Restorative Justice - 17/10
Dated: 07 Jun 2011
Date of request: 12/01/2010
Date of response: 10/02/2010
Provision of information held by Northumbria Police made under the Freedom of Information Act 2000 (the 'Act')(FOIA)
Thank you for your email dated 12 January 2010 in which you made a request for access to certain information which may be held by Northumbria Police.
As you may be aware the purpose of the Act is to allow a general right of access to information held by a Public Authority (including the Police), subject to certain limitations and exemptions.
For the last two calendar years - 2008 and 2009 - can you please provide details of:
The number of offences which were resolved via the accused apologising or "making amends" - known formally as the "restorative justice" approach
What the offence was in each case
What form the "making amends" took in each case - eg, face-to-face apology, making promise never to re-offend
We have now had the opportunity to fully consider your request and I provide a response for your attention.
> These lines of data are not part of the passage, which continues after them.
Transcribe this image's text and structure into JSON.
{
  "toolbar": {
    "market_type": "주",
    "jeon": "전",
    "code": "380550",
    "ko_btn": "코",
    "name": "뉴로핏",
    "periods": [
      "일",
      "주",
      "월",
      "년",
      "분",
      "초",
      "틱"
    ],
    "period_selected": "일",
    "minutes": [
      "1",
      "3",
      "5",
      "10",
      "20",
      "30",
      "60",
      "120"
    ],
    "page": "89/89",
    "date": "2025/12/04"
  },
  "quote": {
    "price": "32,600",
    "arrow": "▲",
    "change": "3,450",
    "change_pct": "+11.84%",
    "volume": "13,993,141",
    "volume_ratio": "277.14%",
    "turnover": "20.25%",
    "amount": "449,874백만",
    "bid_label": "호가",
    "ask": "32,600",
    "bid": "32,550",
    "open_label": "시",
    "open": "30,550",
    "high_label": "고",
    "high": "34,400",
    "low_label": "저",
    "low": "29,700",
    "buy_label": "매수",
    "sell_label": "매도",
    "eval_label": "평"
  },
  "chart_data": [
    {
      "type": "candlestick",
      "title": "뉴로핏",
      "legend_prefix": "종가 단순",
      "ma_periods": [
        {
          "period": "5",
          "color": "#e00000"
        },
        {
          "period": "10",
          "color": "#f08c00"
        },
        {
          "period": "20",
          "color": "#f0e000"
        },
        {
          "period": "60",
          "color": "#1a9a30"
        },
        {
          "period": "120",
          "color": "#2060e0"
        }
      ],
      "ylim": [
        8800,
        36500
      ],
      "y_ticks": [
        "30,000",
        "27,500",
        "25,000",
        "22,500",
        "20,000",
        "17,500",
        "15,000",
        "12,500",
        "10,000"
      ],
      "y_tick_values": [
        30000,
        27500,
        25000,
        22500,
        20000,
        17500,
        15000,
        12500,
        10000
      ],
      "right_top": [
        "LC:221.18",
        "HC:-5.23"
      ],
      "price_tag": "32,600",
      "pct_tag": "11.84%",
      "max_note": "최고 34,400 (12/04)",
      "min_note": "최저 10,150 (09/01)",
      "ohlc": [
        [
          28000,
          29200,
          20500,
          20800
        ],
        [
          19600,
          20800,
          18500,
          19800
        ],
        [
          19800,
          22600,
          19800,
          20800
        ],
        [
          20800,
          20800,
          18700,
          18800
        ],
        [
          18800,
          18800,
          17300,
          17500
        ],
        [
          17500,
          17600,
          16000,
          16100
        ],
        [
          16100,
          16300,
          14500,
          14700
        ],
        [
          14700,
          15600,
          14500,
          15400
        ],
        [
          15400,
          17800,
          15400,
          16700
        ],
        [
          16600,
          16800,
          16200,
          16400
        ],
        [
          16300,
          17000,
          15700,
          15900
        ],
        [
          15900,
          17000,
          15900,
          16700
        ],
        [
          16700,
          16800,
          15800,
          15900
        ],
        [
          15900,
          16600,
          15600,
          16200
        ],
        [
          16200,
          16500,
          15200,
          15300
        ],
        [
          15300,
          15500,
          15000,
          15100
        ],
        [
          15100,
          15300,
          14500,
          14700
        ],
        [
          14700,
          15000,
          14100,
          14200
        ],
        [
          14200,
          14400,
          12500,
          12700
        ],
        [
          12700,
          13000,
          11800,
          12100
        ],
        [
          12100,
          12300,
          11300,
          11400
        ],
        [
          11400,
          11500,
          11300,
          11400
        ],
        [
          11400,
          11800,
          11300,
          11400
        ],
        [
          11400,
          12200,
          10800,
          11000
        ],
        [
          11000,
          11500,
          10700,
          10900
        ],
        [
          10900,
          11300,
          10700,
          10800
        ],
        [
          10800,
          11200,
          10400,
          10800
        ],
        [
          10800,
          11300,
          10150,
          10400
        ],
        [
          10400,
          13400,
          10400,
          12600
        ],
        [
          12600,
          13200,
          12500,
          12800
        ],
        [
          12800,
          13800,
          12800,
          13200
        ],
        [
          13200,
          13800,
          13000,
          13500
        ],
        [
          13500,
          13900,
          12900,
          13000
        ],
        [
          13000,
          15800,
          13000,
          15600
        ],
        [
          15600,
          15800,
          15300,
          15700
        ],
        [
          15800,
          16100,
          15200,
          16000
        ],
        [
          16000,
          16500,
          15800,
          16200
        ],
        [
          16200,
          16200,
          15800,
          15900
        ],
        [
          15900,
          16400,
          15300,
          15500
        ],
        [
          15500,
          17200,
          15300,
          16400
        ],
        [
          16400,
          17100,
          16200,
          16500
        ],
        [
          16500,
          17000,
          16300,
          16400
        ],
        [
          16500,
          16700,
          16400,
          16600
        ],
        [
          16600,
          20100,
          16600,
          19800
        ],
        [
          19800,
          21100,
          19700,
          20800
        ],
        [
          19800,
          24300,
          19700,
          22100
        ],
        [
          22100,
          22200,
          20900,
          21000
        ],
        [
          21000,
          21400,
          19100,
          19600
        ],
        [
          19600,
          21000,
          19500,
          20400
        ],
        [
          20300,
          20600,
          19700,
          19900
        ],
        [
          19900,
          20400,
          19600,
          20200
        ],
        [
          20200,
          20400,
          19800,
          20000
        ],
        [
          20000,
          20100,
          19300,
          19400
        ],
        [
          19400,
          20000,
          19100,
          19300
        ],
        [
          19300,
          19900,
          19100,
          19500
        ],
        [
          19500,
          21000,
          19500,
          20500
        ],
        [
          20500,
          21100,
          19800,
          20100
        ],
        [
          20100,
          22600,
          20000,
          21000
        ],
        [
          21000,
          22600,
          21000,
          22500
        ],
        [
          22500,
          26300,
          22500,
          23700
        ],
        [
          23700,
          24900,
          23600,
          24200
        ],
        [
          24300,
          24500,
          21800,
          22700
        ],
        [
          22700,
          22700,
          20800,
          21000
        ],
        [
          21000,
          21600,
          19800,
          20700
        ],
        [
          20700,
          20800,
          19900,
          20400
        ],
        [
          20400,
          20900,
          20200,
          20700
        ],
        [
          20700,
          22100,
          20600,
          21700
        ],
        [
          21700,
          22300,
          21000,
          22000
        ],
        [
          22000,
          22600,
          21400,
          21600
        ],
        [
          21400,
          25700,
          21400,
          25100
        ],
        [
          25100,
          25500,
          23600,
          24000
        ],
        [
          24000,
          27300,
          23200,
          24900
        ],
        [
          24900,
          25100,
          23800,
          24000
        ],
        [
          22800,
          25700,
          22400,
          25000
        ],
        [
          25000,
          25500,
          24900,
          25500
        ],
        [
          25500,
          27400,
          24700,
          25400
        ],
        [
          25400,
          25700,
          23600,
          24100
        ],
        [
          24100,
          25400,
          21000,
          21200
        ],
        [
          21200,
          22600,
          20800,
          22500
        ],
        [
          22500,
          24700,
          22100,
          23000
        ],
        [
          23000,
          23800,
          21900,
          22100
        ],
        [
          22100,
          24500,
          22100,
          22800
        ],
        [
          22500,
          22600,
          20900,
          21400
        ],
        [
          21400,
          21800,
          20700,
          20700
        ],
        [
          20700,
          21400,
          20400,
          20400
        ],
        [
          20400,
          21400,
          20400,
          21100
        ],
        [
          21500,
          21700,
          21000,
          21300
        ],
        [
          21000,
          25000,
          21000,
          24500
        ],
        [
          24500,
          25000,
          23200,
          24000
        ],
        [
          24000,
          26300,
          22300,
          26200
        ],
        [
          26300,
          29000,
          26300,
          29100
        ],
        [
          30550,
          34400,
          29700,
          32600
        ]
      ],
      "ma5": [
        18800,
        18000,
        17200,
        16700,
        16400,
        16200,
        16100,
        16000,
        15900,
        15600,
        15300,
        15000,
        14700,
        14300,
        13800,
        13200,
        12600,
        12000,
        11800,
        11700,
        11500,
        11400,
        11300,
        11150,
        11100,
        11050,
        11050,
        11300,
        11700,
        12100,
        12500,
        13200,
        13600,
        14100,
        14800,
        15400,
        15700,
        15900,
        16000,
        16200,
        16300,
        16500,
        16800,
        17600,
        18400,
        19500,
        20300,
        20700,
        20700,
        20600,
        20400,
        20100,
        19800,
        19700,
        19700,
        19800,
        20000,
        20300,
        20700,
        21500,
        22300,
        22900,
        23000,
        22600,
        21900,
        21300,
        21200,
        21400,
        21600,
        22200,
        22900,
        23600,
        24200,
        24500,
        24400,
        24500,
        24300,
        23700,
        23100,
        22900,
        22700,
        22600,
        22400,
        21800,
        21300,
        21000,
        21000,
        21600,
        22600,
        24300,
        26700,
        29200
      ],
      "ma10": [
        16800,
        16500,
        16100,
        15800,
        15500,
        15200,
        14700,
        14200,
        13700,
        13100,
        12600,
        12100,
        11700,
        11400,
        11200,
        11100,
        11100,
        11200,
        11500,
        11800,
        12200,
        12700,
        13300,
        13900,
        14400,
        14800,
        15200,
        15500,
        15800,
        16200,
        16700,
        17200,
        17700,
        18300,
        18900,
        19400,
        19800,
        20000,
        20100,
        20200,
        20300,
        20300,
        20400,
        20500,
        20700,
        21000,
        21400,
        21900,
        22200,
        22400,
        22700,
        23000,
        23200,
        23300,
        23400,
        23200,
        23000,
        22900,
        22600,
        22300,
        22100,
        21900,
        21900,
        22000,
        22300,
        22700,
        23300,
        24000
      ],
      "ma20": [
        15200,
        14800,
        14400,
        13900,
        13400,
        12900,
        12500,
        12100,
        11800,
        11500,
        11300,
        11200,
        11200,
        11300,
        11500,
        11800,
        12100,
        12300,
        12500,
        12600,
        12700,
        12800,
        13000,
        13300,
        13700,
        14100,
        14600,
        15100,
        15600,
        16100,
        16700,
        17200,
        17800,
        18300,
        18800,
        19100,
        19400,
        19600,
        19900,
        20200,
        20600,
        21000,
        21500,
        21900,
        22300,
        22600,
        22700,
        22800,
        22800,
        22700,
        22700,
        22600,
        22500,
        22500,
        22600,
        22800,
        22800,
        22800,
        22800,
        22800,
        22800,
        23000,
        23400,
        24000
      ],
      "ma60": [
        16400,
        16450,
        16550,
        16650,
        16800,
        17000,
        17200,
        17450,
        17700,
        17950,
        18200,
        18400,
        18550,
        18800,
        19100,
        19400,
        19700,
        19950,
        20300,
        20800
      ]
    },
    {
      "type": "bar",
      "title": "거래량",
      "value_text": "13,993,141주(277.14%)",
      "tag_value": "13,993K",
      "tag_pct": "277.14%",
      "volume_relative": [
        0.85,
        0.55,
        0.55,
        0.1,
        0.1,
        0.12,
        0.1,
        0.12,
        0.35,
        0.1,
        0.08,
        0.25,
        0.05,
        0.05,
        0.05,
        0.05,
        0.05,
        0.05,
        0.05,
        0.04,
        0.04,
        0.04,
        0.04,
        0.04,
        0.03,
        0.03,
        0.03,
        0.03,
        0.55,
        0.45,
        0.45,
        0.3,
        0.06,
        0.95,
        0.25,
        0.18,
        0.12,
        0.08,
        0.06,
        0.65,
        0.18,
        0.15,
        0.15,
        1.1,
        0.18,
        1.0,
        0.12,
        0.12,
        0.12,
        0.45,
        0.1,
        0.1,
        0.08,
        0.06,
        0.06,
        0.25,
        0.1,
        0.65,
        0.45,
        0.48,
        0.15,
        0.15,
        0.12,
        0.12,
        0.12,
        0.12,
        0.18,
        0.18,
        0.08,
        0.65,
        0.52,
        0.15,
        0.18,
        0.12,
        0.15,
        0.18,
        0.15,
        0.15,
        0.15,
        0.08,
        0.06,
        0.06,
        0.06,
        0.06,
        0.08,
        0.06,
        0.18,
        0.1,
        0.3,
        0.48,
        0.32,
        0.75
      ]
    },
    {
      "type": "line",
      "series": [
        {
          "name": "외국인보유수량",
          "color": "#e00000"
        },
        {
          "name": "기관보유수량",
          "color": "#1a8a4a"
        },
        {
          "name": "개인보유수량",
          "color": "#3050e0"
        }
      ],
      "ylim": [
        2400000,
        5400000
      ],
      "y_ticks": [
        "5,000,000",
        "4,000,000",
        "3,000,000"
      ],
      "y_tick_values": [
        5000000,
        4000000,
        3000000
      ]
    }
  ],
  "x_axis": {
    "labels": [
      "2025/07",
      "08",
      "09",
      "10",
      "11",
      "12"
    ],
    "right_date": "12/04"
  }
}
Northumbria Police has only been dealing with offences by way of Restorative Justice (Community Resolution) since 1 August 2009.
Since that time there has been a total of 1,279 offences resolved in this manner.
The offences include:-
Category Total Comment Violent Crime 380 Made up of Assault without injury, Assault with less serious injury,
Harassment, Exposure, Other violence
Violent Crime 2 Burglary 1 Criminal Damage 241 Drug Crime 1 Other Crime 654 Made up of Dishonesty to obtain services, Dishonesty making false
representation, Making off without payment, Stealing (including
Please see our response to 1 above.
A Community Resolution is an "informal" disposal which deals with low level offending. It empowers officers to apply their professional judgement in deciding whether a Community Resolution is the "right thing to do" after considering the offence, victim and offender. Under Northumbria Police guidance if a crime is appropriate to be dealt with under this new process officers can seek the offender's agreement to accept a Community Resolution, which could include: advice to the offender, an apology, or some form of recompense.
We will not be breaking this down further as extracting this information would entail a manual search of all 1,279 offences to identify the outcome. Even at a conservative estimate of 2 minutes per record we have estimated that to extract this information would take over 42 hours, therefore Section 12 of the Freedom of Information Act would apply. This section does not oblige a public authority to comply with a request for information if the authority estimated that the cost of complying with the request would exceed the appropriate limit of 18 hours, equating to £450.00
You should consider this to be a refusal notice under section 17 of the Act for that part of your request.
You may find of interest information regarding Community Resolution which is available on the Northumbria Police website, in order to aid and assist you I have supplied the relevant link below:-
The information we have supplied to you is likely to contain intellectual property rights of Northumbria Police. Your use of the information must be strictly in accordance with the Copyright Designs and Patents Act 1988 (as amended) or such other applicable legislation. In particular, you must not re-use this information for any commercial purpose.
How to complain
If you are unhappy with our decision or do not consider that we have handled your request properly and we are unable to resolve this issue informally, you are entitled to make a formal complaint to us under our complaints procedure which can be found at: http://www.northumbria.police.uk/foi/disclosurelog/foicomprights.asp
If you are still unhappy after we have investigated your complaint and reported to you the outcome, you may complain directly to the Information Commissioner’s Office and request that they investigate to ascertain whether we have dealt with your request in accordance with the Act.